The show was in this beautiful hall built in to the caves with about 4 different theater style seats and tables a 3 course meal and all you can drink.
Open air museum in Goreme. It is only a 15 minute walk from the village center. It has many rock cut churches tables and benches dating back to the 10, 11 and 12th century. Some of them still have beautiful frescoes, especially the Dark church. Unfortunately you are not allowed to take photos, once I tried to sneak one in and security made me delete it.
The Goreme Open Air Museum has been a member of the Unesco World Heritage since 1984, and was one of the first two Unesco sites in Turkey.
I did get this one photo. This church had a necropolis, the frescoes were not in great shape. It is very unusual to see the skeletons though.
Walking through the gardens of the villagers in the base of the valley. They grow some vegetables here but are not now harvested. Ahhh but hard to reach grapes so yummy off the vines that have grown wild over other trees! The many apples so sweet, and even dried prunes still left on trees. I was always running behind and catching up, either was photos or food…Organic, gotta take advantage!
We told our French guide to teach the Turkish how to make tart aux pommes. After being served or at least offered, baclava for 9 days, we were ready for a change. She told us ” she is French and she is a woman” what she says don’t count. Oops! She is married to a Turkish man here in Goreme, has her teaching job at University in France and comes to spend every short or long holiday here. She says Cappadocia is her home.
After the red valley, rose valley pigeon valley, white valley and more, we pass through the Love valley.
Ancient homage to male fertility? They are far from being man made. Below you can decide where the name comes from.
Again the dramatic colors, pink, white, and sometimes yellow.
We enjoyed Cappadocia so much. Sad to see it end. We spent 5 days there and we could have stayed and walked more and more through this amazing and mysterious place.
The other 3 days were part of the same tour, it took us on a long but nice trip to Sanliurfa, East of Turkey. There we visited Nemrut Mountain, Gobekli Hill, the oldest Temple in the world, Abraham cave, and the pools with the holly (sic) fish. The pictures will be on the next and last post for the season 2013. Stay tuned.

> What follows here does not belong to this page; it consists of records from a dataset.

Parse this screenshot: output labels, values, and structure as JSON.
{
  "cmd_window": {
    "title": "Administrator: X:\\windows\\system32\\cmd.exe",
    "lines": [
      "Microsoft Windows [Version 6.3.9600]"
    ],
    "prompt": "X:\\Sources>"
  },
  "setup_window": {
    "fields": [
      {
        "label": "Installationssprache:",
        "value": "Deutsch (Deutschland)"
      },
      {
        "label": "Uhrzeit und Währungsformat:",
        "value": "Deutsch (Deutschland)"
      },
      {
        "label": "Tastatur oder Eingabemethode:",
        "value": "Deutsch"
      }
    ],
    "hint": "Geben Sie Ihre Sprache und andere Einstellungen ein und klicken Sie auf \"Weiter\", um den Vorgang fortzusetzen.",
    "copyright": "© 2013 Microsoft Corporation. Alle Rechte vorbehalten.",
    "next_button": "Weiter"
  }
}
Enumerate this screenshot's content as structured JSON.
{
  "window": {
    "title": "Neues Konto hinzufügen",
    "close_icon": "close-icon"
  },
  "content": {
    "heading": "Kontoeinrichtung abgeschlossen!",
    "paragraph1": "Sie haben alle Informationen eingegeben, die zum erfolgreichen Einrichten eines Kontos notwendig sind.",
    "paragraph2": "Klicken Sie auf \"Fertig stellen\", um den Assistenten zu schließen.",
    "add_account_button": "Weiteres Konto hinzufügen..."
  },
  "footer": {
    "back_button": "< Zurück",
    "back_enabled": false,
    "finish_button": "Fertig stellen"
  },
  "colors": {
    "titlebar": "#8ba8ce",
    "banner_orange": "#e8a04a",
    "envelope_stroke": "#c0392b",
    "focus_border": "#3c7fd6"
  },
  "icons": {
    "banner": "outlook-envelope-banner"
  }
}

It is a full schedule here in the marina. Yoga time, coffee and cake time, happy hour, pub night, quiz night and games night, animal shelter fundraising and many walks and hikes…..Let’s schedule in some work!